To associate entities together in a different pattern – say to provide calculations, references, formulas, validations and other complex relational operations – requires another layer. Adding a powerful rules system produces a multi-layered complex network of related entities which allows for automated behavior and verification of its content and data.
These documents often have relationships to other documents, time periods, reporting requirements, or associated business units. By extending the rule graph further, separate documents can be connected, aggregated, and validated across the entire organization with strong guarantees, measurable analytics, and observable data flows.
Layering all three of these systems together – outline, rules graph and user-entered data – an incredibly powerful complex and structured document is possible.
The output can further be tailored to the audience, often with a combination of a human-readable format, such as a PDF, and machine-readable deliverable in industry-specific formats such as XML, XBRL, or proprietary schema.
Practical Application – NAIC Reporting
Gain Compliance has built an extensible platform to support complex and structured business reporting. The company has leveraged its proximity to Iowa’s insurance industry to design and build the first customer-facing solutions for its technology platform around the reporting challenges faced by carriers for their regulatory financial filings.
Insurance, in addition to being one of the largest segments of the U.S. economy, is also one of the most highly regulated. Among the myriad requirements faced by carriers, the Statutory Financial Reports filed through the NAIC (National Association of Insurance Commissioners) fit squarely into the highly structured + highly complex classification within the matrix as:
The audience is external: these reports are consumed by insurance regulators to assess the health and practices of carriers.
- The filings are not only unique to the industry, but there are also variable reporting requirements based on factors such as company type (i.e. line of business), geography (i.e. states where operating), and internal operations (i.e. investments owned, pension obligations, financing structure, corporate structure, and types of liabilities).
- The format is heavily structured; it includes a mixture of rich text, diagrams, and numerical values which must conform to a complex and regimented data model to enforce consistency.
- The output is a proprietary format which is designed and maintained by the NAIC for programmatic analysis.
This set of structured reports utilizes approximately three dozen rigidly-structured formats to create an interconnected set of filings; not only does the data roll-forward from period to period to facilitate historical comparisons, but data are also re-used on related reports within the same time period. Accordingly, there is a strong network effect for the data: the reporting platform becomes more valuable as data are repurposed both across reporting periods as well as in other filings.
Gain introduced its first support for a portion of NAIC filing library in the first quarter of 2018, has rolled out additional support continuously since that time, currently supports hundreds of carrier filings each quarter, and is finalizing 100% use case coverage in mid-2021.

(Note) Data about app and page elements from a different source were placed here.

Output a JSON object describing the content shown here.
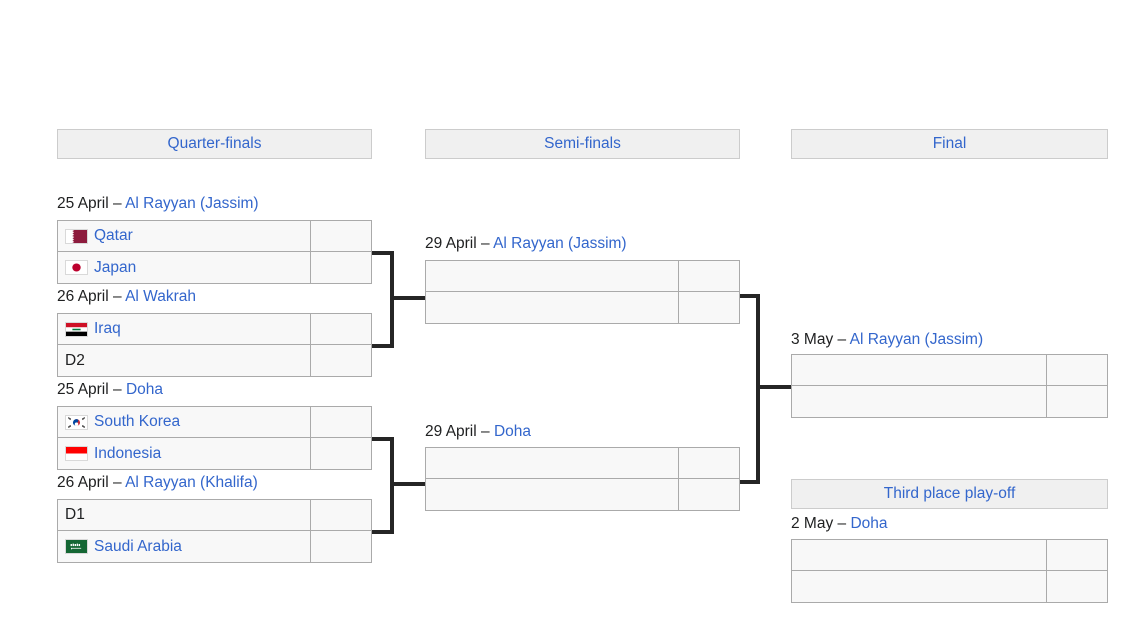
{
  "rounds": [
    {
      "label": "Quarter-finals"
    },
    {
      "label": "Semi-finals"
    },
    {
      "label": "Final"
    },
    {
      "label": "Third place play-off"
    }
  ],
  "matches": {
    "qf1": {
      "date": "25 April",
      "dash": "–",
      "venue": "Al Rayyan (Jassim)",
      "team1": {
        "name": "Qatar",
        "flag": "qatar",
        "score": ""
      },
      "team2": {
        "name": "Japan",
        "flag": "japan",
        "score": ""
      }
    },
    "qf2": {
      "date": "26 April",
      "dash": "–",
      "venue": "Al Wakrah",
      "team1": {
        "name": "Iraq",
        "flag": "iraq",
        "score": ""
      },
      "team2": {
        "name": "D2",
        "flag": "none",
        "score": ""
      }
    },
    "qf3": {
      "date": "25 April",
      "dash": "–",
      "venue": "Doha",
      "team1": {
        "name": "South Korea",
        "flag": "south-korea",
        "score": ""
      },
      "team2": {
        "name": "Indonesia",
        "flag": "indonesia",
        "score": ""
      }
    },
    "qf4": {
      "date": "26 April",
      "dash": "–",
      "venue": "Al Rayyan (Khalifa)",
      "team1": {
        "name": "D1",
        "flag": "none",
        "score": ""
      },
      "team2": {
        "name": "Saudi Arabia",
        "flag": "saudi-arabia",
        "score": ""
      }
    },
    "sf1": {
      "date": "29 April",
      "dash": "–",
      "venue": "Al Rayyan (Jassim)",
      "team1": {
        "name": "",
        "flag": "none",
        "score": ""
      },
      "team2": {
        "name": "",
        "flag": "none",
        "score": ""
      }
    },
    "sf2": {
      "date": "29 April",
      "dash": "–",
      "venue": "Doha",
      "team1": {
        "name": "",
        "flag": "none",
        "score": ""
      },
      "team2": {
        "name": "",
        "flag": "none",
        "score": ""
      }
    },
    "final": {
      "date": "3 May",
      "dash": "–",
      "venue": "Al Rayyan (Jassim)",
      "team1": {
        "name": "",
        "flag": "none",
        "score": ""
      },
      "team2": {
        "name": "",
        "flag": "none",
        "score": ""
      }
    },
    "third": {
      "date": "2 May",
      "dash": "–",
      "venue": "Doha",
      "team1": {
        "name": "",
        "flag": "none",
        "score": ""
      },
      "team2": {
        "name": "",
        "flag": "none",
        "score": ""
      }
    }
  },
  "colors": {
    "link": "#3366cc",
    "text": "#202122",
    "cell_bg": "#f8f8f8",
    "cell_border": "#aaaaaa",
    "header_bg": "#f0f0f0",
    "connector": "#252525"
  }
}
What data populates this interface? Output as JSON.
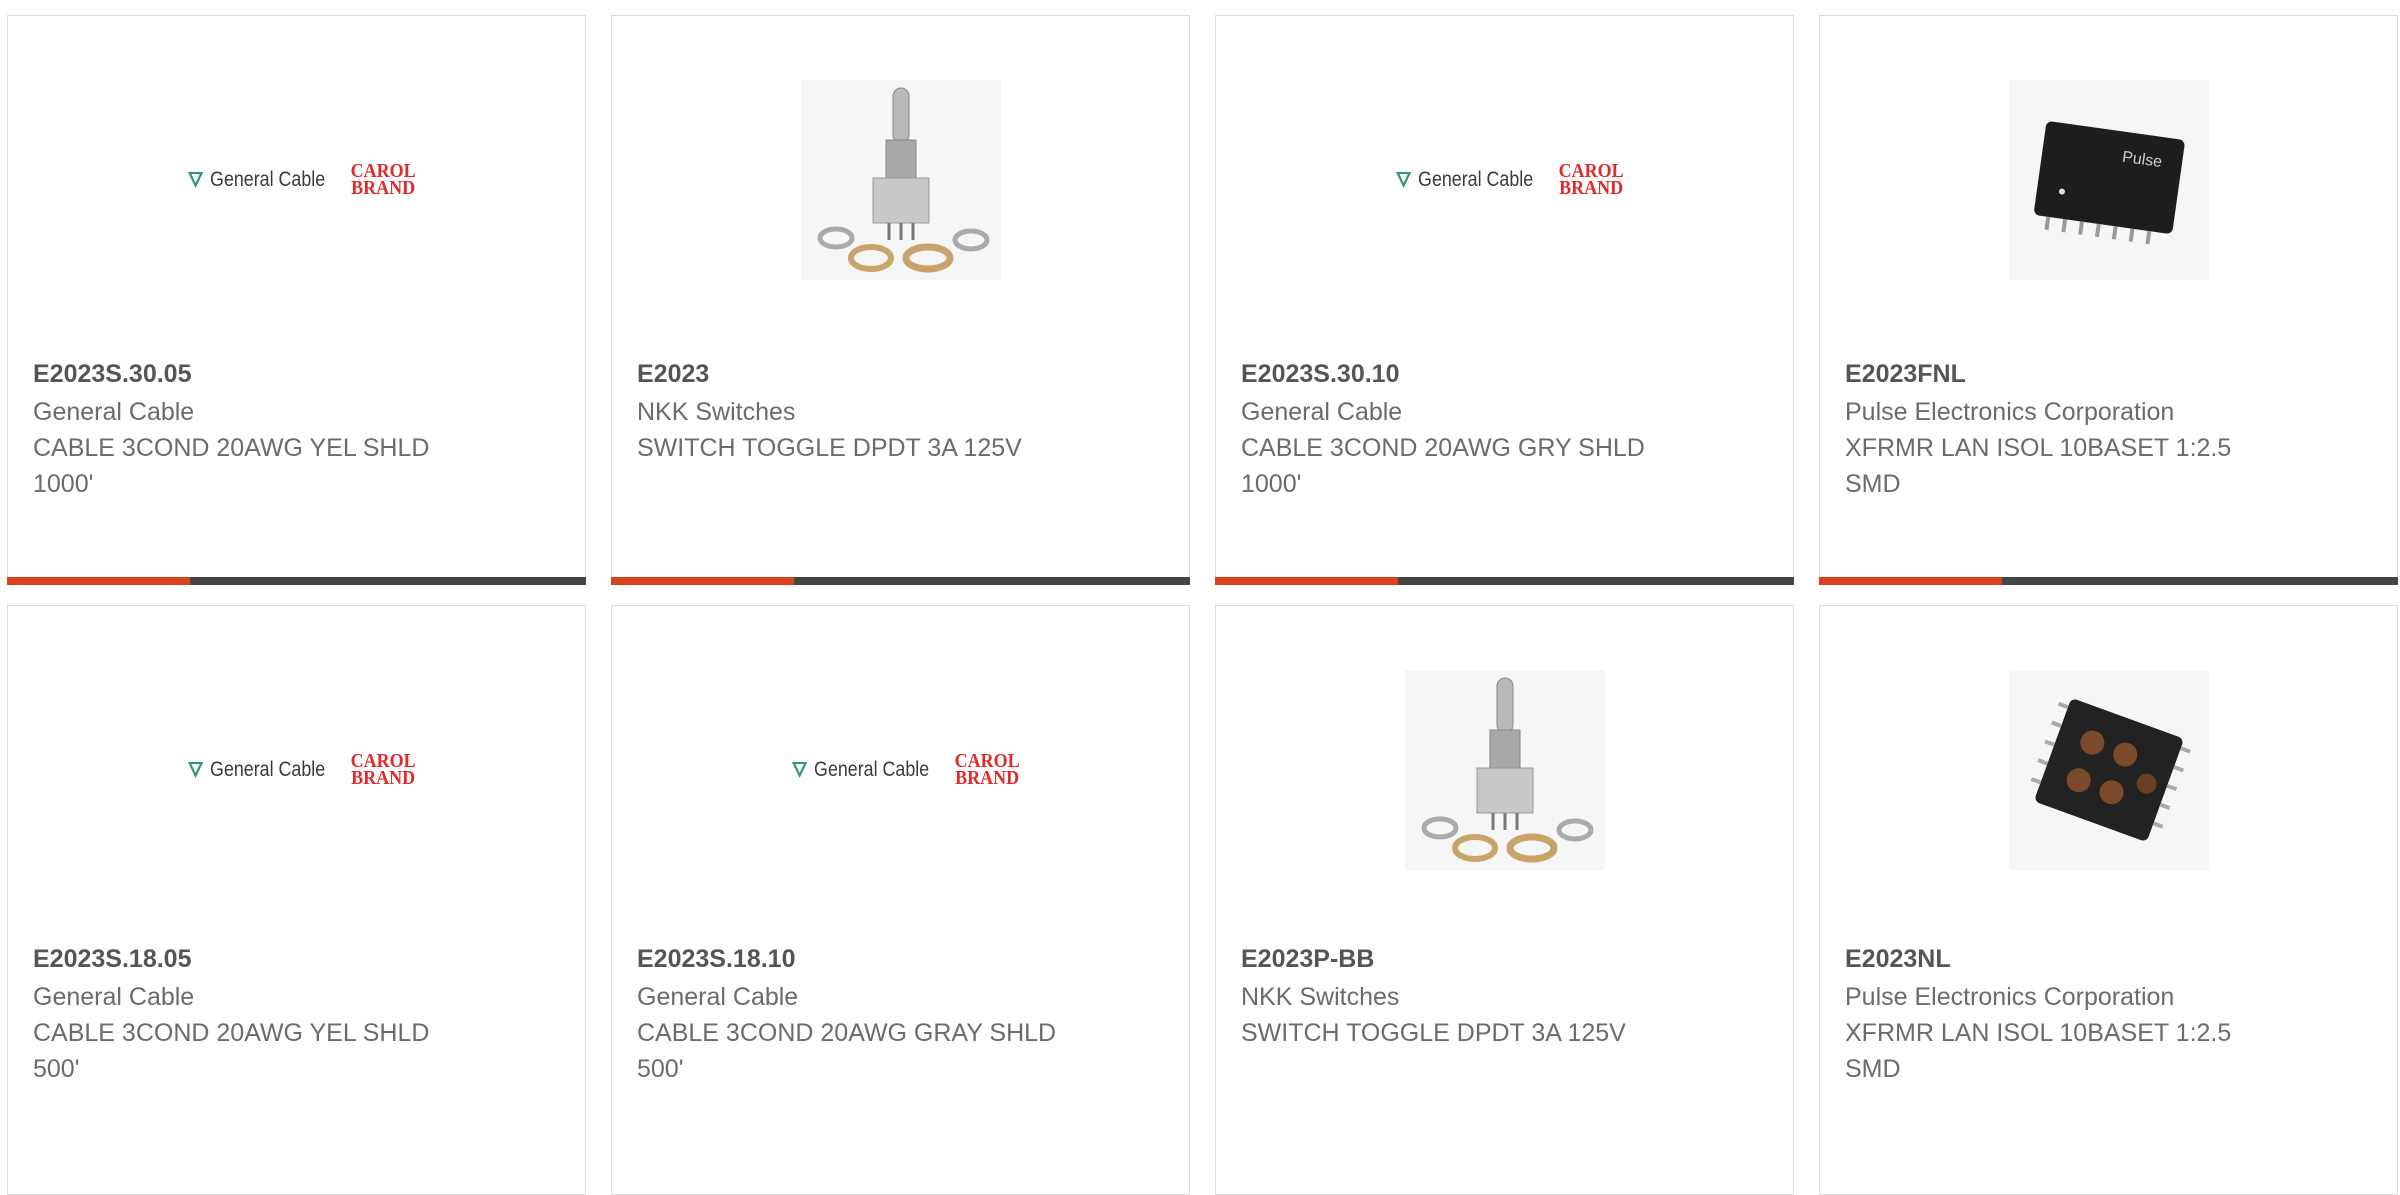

Financial and regulatory reporting comes in a wide variety of formats, complexity, and consumers. Currently, no software solution adequately addresses the challenges of documents with complicated layouts and heavily-prescribed formats; reporting teams are stuck with point solutions with limited functionality that solve only a portion of their needs. Gain Compliance’s success demonstrates that a platform that is both flexible and extensible significantly improves outcomes in data quality, efficiency, and compliance for reporting teams.